You are to count the number of bits equal to zero in an integer between two bits equal to one. For example The number 529 has binary representation 1000010001 and contains two binary gaps: one of length 4 and one of length 3.
Therefore zeroes after the most significant ‘1’ will not be counted. Any number without a separated ‘string’ of zeroes, such as any power of two, should not have any gaps.
N is an integer within the range [1..2,147,483,647].
The worst-case time complexity should be O(log(N)) .
Programming language used: C/C++
It helps to understand binary representation and the bitwise operator & for my solutions.
Solution 1 – shift downward
Shifting 1000010001 down by one bit will equal 0100001000. 1000010001 & 0000000001 is equal to 0000000001 or 1 in decimal. Therefore you exploit this to get your gap ‘ends’ and then count the zeroes inbetween. This will of course alter N, so you may want to use a temporary variable. We use set a boolean to true after our first ‘1’ to skip trailing zeroes.
Solution 2 – shift upward
Similarly, rather than shifting down N we shift upward to it with a temporary variable to get our single ‘1’ bits. In my example below I shift up to 2,147,483,647, the maximum value for a signed integer, which we know is the maximum value for N, as this then tests my assumptions. Indeed, when N is this large you must use an unsigned counter, otherwise your temp var will always < 2,147,483,647 and you get an infinite loop:
Solution 3- shift up through all powers of two

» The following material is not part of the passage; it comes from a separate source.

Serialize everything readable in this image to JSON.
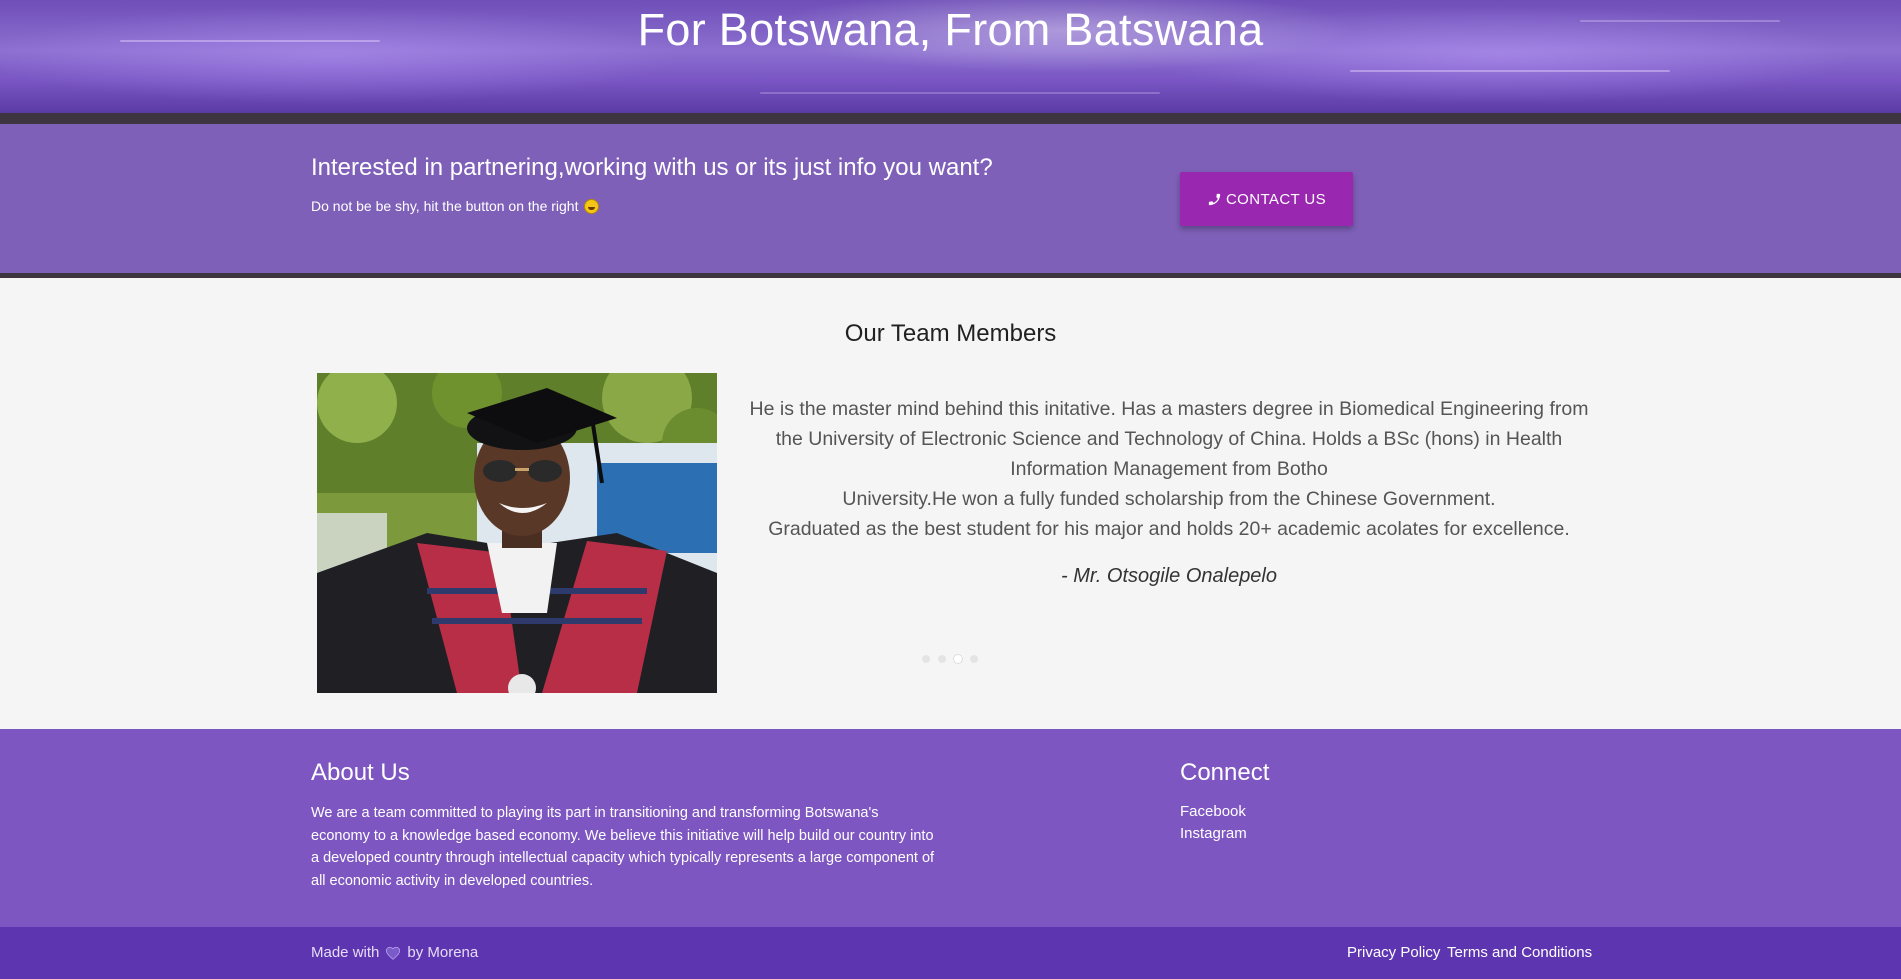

Similarly to above we can move through all powers of two up to the maximum for our integer (which on my machine is 4 bytes x 8 bits = 32 bits) to get our ‘1’s, so that we do not need to bit shift a number at all. The bitwise AND of this number and our input number will indicate the presence of our ‘1’s.